Thank you Wallace Carothers! For those who don't know, Wallace Carothers is generally acknowledged as the man responsible for the invention of nylon, which led to lycra, which led to yoga pants. Not everyone who wears yoga pants should. But when you see that body that just begs to be shown off in yoga pants wearing them, you need to thank Mr. Carothers for the kindness he has done to men the world over. There were several young ladies on the flight who fit that category. There are always several in any airport, too.

They snuck butter into one of the rolls with dinner last night, and cheese into the scrambled eggs this morning, so I've used up the last of the Lactase pills in my pockets. I'm sure I have some more in my knapsack, but I won't be able to get to them until we get into the airport. I should not need them, though, until we are on the flight to Seattle, and then only if they serve something with dairy in it that I am not expecting. Sigh. My mother always said, "Getting old isn't for the faint of heart, but it beats all other options."

Sitting in LAX awaiting our row boarding the plane to Seattle. So far we have been through baggage check in twice and baggage check out once, customs in New Zealand (outbound), Australia (inbound, even though we didn't), USA (inbound twice), TSA or the equivalent in Auckland, Sydney and LA. We have been travelling for 27 hours at this point, and have a 3+ hour flight and 2-4 hours of bus, ferry, and taxi left to go. It is 11:50am PDT, but 4:50am New Zealand time (where our day started). We are a bit frazzled around the edges. They finally called our row to load, so Janet is in line as I type this. I'm joining her now.

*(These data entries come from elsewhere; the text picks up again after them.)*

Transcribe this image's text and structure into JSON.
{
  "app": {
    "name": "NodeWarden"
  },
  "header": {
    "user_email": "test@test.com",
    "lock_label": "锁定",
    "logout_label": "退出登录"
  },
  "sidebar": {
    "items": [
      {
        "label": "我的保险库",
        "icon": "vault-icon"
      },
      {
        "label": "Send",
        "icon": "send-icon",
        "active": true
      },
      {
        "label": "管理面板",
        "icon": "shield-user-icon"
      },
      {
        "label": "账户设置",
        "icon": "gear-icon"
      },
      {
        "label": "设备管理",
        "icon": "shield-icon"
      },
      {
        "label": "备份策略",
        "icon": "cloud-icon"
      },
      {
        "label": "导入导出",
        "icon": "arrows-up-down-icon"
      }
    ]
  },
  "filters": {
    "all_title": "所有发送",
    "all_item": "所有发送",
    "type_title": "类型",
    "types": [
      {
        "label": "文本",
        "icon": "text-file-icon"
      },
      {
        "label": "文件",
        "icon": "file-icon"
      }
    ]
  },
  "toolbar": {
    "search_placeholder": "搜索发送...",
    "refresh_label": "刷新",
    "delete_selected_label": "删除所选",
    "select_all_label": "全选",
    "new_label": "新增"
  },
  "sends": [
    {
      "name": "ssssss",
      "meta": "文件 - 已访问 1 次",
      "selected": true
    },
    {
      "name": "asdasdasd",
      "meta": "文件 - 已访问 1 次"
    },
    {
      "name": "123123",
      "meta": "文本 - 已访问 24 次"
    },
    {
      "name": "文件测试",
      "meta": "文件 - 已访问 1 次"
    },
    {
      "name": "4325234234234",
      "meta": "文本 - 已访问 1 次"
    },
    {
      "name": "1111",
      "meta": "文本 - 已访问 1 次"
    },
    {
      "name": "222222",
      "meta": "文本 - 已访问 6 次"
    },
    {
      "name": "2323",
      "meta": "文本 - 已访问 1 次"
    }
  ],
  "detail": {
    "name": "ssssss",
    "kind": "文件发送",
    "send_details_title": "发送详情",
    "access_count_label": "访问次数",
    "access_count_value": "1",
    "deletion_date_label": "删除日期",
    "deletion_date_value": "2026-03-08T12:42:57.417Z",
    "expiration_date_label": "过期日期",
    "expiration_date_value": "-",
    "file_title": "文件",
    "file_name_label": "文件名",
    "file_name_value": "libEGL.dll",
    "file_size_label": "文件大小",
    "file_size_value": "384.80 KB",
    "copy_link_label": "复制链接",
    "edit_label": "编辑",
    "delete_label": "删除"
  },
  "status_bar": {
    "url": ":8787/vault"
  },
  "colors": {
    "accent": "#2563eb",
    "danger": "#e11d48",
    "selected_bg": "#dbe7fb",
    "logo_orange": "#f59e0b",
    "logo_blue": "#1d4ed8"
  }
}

We thought the flight from LA to Seattle was fine, although another local on the same flight was disturbed by all the bumpy air (I didn't even notice). Caught the shuttle to the ferry terminal, caught the ferry with no wait (and no running), caught a taxi who drove about the slowest path to our house that you can (although there are no fast routes when the 4:45pm ferry from Seattle arrives on a weekday) and got home! Yes! Janet spread her arms out and spun around just to prove we had the room! After 3 weeks living in a van, then 33 hours (from 5am NZ time to 6pm Seattle time the same day is the same as from 9am Seattle time one day to 6pm Seattle time the next day) in airports, cars, planes, busses, cabs, etc. that was amazing! First things first - I turned the heat up from the 65 we had turned it down to while we were gone. Then I turned the hot tub back on (all those hours in airline seats built for midgets) and set the temp to 101°. Next, we ordered in a pizza (we had missed them), even though it meant taking a pill for the lactose, tried to watch a little TV (hadn't done any of that, either), but we both were falling asleep, so we went to bed around 8pm.

Today we'll be doing laundry, cleaning up, getting some groceries, searching for a new electric blanket (the old one does not heat), and possibly running around a bit more. We slept in and I just got up at 1pm. If I get around to it I'll upload a bunch of pictures from the trip to facebook and post the link to that album in this message, get Janet to proof read it, then send it out. Cross your fingers! OK, you can uncross them now, because if you are reading this you got the message!

Glad to be home, but boy did we relax on this trip!!! So we are going to attempt to bring some of that "vacation" attitude to our daily lives, since we are retired.